  • I disagree also. "Frank Ito invented the caps lock key" may not be counter-intuitive or controversial but it's still wrong. Verifiability requires that we be able to point to where we got a particular fact from. I know some editors prefer just deleting uncited text rather than adding tags, and it's not a bad idea. Often it is easier to completely rewrite an unreferenced article than to provide references for. Hawkeye7 (discuss) 05:09, 31 March 2022 (UTC)[reply]
  • It's a worthy attempt, but much has changed since 2007. A simple riposte is that any statement may be challenged at any time, and eventually everything will be. The idea that you go through GA with uncited statements that get challenged later – during the DYK process, perhaps, hmm? ... or even waiting to get a really thorough pasting at FAC, is anyone seriously advising that? – is I'm afraid at least 15 years behind the times.
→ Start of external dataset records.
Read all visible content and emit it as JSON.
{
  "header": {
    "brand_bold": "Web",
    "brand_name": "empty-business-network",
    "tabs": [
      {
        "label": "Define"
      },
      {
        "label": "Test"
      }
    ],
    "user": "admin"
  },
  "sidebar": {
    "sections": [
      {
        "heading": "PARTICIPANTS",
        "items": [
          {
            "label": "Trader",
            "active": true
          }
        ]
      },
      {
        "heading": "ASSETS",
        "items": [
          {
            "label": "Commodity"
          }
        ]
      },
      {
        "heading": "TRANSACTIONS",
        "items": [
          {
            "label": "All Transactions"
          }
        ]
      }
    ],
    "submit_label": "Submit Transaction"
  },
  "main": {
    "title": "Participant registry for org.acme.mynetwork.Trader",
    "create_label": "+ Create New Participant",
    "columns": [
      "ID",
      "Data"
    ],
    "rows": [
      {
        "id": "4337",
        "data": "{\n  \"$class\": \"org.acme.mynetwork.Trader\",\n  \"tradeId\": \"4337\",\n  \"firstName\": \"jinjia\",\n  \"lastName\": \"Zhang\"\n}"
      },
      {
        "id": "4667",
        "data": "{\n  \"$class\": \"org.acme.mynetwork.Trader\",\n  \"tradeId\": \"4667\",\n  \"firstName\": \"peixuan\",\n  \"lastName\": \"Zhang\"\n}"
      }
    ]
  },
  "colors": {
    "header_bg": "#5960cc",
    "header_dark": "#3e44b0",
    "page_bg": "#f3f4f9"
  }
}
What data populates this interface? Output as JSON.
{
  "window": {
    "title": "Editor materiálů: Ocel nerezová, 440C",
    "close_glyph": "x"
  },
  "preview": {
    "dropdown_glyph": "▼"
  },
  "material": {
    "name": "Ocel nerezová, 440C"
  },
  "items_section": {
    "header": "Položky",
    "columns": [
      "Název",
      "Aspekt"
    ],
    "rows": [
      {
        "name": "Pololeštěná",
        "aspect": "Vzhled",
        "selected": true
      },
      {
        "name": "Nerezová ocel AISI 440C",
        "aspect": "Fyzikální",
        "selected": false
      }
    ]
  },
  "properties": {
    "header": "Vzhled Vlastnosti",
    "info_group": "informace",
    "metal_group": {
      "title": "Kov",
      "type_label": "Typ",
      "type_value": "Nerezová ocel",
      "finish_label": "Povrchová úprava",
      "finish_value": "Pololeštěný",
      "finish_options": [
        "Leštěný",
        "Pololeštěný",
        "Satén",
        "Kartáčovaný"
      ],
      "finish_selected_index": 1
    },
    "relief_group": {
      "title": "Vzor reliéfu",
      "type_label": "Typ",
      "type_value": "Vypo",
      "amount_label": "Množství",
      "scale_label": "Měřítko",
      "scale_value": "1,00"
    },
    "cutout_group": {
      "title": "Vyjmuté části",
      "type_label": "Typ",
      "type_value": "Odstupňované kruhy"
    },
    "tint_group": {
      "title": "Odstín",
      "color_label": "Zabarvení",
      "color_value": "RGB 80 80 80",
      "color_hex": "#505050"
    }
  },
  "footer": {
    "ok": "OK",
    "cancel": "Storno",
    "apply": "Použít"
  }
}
More to the point, it invites fly-by editing and the addition of unverified, and often frankly unverifiable claims, in other words WP:OR. It anything is a wrong direction, that'd be it. No, the encyclopedia is built, brick by brick, of established, verifiable statements. But actually, the "sky is blue" title is deceptively misleading. If we are writing an article about atmospheric physics, we might well have a whole section cited to many scholarly sources explaining exactly why the sky is blue, it is a deep and quite challenging question to explain to non-physicists. In an article on flower-arranging, we will not state "and the sky is blue", we will perhaps say "Against a plain backdrop like a blue sky, ..." and the claim about the way the arrangement looks will be cited, while the blueness of the sky will then certainly pass review without a citation of its own. So, the article is, I suggest, conflating two quite different things: specific claims (citation required) and passing mentions inside cited statements (no specific citation needed). Chiswick Chap (talk) 08:17, 31 March 2022 (UTC)[reply]
  • About the WP:Good article thing: the person who reviews a nomination assumes the responsibility of ensuring that the article meets the WP:Good article criteria, one of which (2c) is that it contains no original research, before passing. This means assuming the responsibility of ensuring that any uncited statements do not represent WP:Original research. With that in mind, I don't think it's unreasonable to ask that all content be cited in an article that is nominated for WP:Good article status. TompaDompa (talk) 15:59, 2 April 2022 (UTC)[reply]
  • The following is factually incorrect: "In fact, the Good Article criteria merely state that inline citations are required for 'direct quotations, statistics, published opinion, counter-intuitive or controversial statements that are challenged or likely to be challenged, and contentious material relating to living persons'". The relevant GA criterion (2b) actually states that, for a GA, "all inline citations are from reliable sources, including those for direct quotations, statistics, published opinion, counter-intuitive or controversial statements that are challenged or likely to be challenged, and contentious material relating to living persons". These are very different statements: "inline citations are required for..." versus "inline citations are from...". Based on WP:VERIFY (which GA criteria 2 start from), it's entirely reasonable for a GA reviewer to require a citation for everything that's asserted in an article, beyond the self-evident. EddieHugh (talk) 14:05, 3 April 2022 (UTC)[reply]